A total of 65 percent of smokers who used e-cigs within 12 months had attempted to quit smoking traditional cigarettes, compared to 40 percent of smokers who didn't use e-cigs.
For the study, Zhu and colleagues collected data on more than 160,000 people who took part in five surveys between 2001 and 2015. This supports the thesis that less strict control over e-cigarettes would be positive. This is the first statistically significant increase observed in population smoking cessation among U.S. adults in the past 15 years.
Among these, almost half of recent quitters had tried e-cigarettes, the researchers found.
"We are pretty confident that e-cigarettes are less risky, but that is only because cigarettes are so bad", he said.

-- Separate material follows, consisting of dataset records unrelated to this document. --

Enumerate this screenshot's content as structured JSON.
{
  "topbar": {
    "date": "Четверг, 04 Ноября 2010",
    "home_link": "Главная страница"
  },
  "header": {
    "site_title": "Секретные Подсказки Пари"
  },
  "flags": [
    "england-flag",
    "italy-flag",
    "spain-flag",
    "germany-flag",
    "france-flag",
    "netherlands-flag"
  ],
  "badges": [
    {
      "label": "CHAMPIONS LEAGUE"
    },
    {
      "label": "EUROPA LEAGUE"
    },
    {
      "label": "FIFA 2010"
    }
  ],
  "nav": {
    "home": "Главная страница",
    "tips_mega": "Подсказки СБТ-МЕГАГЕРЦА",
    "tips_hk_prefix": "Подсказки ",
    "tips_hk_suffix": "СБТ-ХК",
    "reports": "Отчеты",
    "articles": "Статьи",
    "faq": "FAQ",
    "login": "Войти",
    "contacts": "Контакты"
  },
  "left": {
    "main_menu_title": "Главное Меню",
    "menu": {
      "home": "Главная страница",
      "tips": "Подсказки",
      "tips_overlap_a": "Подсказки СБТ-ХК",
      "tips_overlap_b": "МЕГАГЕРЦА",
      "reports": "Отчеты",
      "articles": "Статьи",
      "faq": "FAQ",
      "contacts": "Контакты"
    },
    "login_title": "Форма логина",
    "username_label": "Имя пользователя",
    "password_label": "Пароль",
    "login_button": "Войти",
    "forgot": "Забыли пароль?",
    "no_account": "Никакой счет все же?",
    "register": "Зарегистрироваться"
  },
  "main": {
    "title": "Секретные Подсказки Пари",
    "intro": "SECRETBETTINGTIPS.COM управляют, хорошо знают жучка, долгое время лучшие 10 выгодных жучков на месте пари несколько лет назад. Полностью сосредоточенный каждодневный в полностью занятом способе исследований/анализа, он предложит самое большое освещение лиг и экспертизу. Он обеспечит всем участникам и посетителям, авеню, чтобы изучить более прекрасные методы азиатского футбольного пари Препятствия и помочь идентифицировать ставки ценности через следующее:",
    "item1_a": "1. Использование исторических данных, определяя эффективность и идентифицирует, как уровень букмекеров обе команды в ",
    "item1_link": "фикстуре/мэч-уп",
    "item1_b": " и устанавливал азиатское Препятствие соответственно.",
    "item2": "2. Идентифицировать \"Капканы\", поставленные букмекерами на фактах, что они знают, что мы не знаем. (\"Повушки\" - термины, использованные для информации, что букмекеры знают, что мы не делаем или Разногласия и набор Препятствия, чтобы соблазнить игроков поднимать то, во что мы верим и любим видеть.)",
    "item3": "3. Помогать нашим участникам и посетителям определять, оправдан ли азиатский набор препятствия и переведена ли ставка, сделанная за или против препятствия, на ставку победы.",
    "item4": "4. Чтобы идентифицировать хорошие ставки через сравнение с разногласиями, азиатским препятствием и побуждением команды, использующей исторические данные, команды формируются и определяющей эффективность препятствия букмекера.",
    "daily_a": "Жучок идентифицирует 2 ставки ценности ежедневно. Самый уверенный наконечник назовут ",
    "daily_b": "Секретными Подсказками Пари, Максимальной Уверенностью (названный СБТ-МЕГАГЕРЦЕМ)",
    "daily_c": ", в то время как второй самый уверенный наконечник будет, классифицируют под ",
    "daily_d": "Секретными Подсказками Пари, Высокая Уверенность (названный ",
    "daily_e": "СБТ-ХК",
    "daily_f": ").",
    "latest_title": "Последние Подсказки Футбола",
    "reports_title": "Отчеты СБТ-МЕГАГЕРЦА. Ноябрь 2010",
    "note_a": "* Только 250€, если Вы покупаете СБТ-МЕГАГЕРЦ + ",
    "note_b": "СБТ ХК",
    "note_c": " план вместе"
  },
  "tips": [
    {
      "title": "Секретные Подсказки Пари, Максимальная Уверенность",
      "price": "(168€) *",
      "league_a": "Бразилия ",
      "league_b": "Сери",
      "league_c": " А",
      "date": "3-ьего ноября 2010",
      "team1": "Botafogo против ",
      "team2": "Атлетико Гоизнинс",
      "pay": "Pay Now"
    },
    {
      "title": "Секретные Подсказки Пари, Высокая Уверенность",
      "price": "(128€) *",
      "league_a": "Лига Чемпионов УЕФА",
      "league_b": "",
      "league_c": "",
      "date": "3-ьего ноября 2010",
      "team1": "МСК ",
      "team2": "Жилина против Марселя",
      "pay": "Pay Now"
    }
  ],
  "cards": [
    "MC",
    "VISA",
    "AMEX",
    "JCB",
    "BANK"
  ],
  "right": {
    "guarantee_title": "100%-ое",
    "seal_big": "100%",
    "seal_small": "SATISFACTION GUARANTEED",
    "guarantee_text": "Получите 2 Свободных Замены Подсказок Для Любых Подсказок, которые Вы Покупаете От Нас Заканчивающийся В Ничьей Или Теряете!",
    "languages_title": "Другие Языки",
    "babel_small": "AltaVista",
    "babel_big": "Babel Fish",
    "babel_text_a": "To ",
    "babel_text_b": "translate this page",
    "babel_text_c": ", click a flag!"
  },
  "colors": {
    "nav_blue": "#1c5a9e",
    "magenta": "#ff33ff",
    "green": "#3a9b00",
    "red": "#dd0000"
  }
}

As vaping becomes more popular, there's been a lot of debate over the role of e-cigs.
"This study suggests that we should be receptive to the kind of approach that health authorities in England have taken, encouraging smokers who can not quit otherwise to try e-cigarettes", Warner said.